By James Wigderson
Special Guest Perspective for the MacIver Institute
Education reformers are taking this week to celebrate School Choice Week with 3,500 events all across the country. In Phoenix, over 7,200 people joined the Jonas Brothers to celebrate the start of National School Choice Week. Meanwhile, a Whistle Stop train tour of the country held a kick-off event at Union Station in Los Angeles before embarking on a fourteen-city tour of the country.
On Wednesday, the Whistle Stop tour will come to Milwaukee for a School Choice Week breakfast at the Grain Exchange. It will be a bi-partisan event with Milwaukee Mayor Tom Barrett, Wisconsin Governor Scott Walker and Milwaukee County Executive Chris Abele in attendance.

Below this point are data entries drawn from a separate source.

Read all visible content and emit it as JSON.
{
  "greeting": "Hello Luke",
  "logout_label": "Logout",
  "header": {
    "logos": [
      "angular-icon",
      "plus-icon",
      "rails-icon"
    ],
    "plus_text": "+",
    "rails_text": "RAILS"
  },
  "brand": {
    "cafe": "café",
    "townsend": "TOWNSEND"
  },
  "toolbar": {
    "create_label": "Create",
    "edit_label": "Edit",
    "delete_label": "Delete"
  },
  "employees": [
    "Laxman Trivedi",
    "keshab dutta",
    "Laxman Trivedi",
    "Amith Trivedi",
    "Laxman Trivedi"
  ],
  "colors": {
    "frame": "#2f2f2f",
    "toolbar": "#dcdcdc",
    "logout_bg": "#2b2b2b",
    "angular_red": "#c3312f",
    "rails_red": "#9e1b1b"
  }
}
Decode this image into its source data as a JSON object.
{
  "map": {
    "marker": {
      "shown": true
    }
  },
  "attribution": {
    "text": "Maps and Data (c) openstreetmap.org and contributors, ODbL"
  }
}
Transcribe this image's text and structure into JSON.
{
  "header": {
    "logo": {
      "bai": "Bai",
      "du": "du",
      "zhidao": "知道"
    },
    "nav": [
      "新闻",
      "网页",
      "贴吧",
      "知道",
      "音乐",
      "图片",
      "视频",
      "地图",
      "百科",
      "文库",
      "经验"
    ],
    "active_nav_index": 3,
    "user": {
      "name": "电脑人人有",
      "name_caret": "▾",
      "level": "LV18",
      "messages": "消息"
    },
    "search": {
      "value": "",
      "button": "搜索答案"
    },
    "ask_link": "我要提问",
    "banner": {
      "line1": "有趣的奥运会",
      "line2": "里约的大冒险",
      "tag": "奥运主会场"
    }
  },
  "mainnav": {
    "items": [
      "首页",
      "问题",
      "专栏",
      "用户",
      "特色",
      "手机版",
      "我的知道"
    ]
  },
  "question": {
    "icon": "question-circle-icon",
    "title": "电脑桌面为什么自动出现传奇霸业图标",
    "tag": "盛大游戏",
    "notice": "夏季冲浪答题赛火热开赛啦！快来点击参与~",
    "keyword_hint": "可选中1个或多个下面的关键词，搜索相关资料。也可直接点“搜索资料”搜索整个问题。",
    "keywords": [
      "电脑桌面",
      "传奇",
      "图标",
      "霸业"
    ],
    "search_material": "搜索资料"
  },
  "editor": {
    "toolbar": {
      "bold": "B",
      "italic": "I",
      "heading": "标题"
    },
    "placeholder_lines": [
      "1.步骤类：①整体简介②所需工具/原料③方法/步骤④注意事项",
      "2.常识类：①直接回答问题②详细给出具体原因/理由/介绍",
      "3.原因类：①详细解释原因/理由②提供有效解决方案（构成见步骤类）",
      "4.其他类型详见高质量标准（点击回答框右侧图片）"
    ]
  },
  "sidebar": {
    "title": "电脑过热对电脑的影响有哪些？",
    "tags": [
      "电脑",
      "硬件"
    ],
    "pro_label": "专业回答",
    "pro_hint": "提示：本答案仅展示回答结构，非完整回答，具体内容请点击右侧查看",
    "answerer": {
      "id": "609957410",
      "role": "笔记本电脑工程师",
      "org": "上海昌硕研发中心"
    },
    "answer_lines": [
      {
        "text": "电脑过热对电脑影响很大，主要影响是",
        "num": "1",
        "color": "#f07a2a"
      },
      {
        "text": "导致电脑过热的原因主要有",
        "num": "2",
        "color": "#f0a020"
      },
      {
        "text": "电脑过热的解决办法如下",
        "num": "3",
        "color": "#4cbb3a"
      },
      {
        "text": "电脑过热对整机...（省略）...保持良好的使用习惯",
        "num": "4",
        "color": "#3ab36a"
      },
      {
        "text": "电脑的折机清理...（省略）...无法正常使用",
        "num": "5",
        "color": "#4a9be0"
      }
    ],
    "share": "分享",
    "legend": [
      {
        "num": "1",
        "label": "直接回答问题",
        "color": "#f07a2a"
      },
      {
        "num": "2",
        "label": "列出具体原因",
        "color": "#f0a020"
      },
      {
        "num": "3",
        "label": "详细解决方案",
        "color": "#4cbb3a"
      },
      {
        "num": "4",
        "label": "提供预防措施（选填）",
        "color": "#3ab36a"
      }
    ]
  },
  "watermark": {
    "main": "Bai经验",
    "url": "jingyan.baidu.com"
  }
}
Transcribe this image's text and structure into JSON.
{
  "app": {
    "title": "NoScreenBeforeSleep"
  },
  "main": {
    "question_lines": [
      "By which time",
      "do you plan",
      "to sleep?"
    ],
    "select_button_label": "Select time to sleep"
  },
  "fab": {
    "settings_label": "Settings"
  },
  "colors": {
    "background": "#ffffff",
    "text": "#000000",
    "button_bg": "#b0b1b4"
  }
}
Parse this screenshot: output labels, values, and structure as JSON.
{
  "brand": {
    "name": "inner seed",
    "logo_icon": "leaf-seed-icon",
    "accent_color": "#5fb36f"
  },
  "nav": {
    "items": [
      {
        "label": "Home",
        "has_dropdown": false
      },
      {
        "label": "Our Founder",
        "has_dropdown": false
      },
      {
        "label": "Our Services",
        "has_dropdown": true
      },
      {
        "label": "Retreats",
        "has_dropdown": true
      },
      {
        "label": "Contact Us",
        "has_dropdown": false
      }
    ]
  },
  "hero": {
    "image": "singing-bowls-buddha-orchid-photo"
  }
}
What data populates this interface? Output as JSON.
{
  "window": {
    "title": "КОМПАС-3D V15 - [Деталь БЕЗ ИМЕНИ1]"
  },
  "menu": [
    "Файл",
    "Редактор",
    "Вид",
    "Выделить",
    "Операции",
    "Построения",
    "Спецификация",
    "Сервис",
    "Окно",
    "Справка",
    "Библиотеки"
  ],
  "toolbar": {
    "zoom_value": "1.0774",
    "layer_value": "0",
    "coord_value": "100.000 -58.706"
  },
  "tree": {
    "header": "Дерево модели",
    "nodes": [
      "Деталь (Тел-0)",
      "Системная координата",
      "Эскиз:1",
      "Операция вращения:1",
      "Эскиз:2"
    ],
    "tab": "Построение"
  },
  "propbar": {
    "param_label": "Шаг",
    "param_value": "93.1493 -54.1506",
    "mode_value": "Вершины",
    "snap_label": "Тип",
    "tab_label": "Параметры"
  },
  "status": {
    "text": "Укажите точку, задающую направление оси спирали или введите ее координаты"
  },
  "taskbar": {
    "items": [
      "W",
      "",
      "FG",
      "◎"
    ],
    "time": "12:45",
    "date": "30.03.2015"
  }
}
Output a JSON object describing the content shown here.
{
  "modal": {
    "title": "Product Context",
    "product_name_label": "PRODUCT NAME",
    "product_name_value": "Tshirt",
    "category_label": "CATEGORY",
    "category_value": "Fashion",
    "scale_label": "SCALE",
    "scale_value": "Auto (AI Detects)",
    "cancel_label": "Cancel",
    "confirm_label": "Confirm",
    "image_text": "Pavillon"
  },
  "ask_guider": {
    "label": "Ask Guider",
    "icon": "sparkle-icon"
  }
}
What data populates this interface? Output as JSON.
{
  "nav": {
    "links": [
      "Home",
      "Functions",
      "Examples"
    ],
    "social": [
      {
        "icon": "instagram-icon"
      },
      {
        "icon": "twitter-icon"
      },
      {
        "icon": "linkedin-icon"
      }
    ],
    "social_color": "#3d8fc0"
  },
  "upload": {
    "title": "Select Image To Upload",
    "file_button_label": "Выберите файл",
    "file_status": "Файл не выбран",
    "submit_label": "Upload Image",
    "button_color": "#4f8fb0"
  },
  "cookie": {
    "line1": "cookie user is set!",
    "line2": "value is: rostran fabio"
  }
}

I spoke with National School Choice Week President Andrew Campanella on Saturday as he was riding the train from Los Angeles to Albuquerque, NM. Campanalla said of the stop in Milwaukee, "I'm interested in seeing what folks in Milwaukee are going to be speaking about. It's amazing we have Governor Scott Walker standing side-by-side with Mayor Barrett after they ran against each other twice in the span of a few years. So, I'm really excited we're bringing together people who can find at least a sliver of common ground on this issue."
"If we can agree that we need to provide parents with options and then we can work the details out - I know that it's hard to work the details out - at least we came to an agreement on something. And I think this is a huge step in the right direction. We can't exclude anyone from this discussion. We can't say that just because someone is not for one form of school choice or the other that they're not welcome. We want to include everyone in the big tent discussion. "
Campanella said National School Choice Week started "organically" two years ago when parents were concerned that opponents of choice were dominating the education discussion. "So parents got together and they said let's have one week where we can celebrate and have our voices heard, and that became National School Choice Week."
The first year National School Choice Week had 50 events nationwide. The next year there were 406 events. "And the third year, this year right now, we are going to have 3,500 independently planned, independently funded events all across the country."
National School Choice Week celebrations this year began in Phoenix, "because Arizona has really made a strong showing for National School Choice Week," Campanella said.
"Over the past two years, the state has a robust menu of educational options. And there was just so much enthusiasm and excitement for school choice that we wanted to see if we could put that enthusiasm on a national stage."
The alternative to providing options for parents and children is a continuance on the path of educational failure. I asked Campanella to explain to me a statement he made about the "high cost of low achievement." He said, "Every twenty-six seconds another child drops out of school in this country. And by the time we'll have talked, maybe a dozen or more kids will have dropped out of school statistically. We're looking at every year the number dropouts being about 1.2 million and the economic drain is astronomical. It's more than the state budgets of Wisconsin, California and Texas combined."
I asked Campanella what he would say to someone who said they don't need school choice in their district because their district is doing okay. "My response is that a school might be doing fine for 99.9% of the kids, but if your child is the .1% that isn't achieving in that school, or is struggling, that is very cold comfort for you. And, as a parent, you need to be able to choose a different school for your child.
"It doesn't mean that the schools in your district are bad. School choice is not punitive. It doesn't demonize anyone. It elevates parents to true decision makers.
"So school choice embraces all forms of education. Traditional public schools are a huge component of school choice. Public charter schools. Magnet schools. Private schools. Online learning. Home schooling. So there are really a lot of different sectors of education that are represented and parents can choose any number of them."
Campanella said the school choice movement had successes in the past year. "We saw charter schools protected and defended in Georgia. A charter school law passed for the first time by voters in Washington State. We saw the expansion of school choice opportunity scholarship programs in a number of different states, and we saw the expansion of open enrollment and online learning, which is very important to the school choice movement as well."
"In terms of disappointment, there are still some states, eight states out there, that don't have public charter schools. Even though 21 states have private school choice, that's less than half the country. So we really need to accelerate the pace of reform.
"Just as fast as this train is going, we need reform even faster in this country. Because if we don't, every minute we waste is another child dropping out, another child who isn't seeing his or her dreams realized, another child who won't be able to get that ticket to the American dream. That's what this tour and National School Choice Week is all about."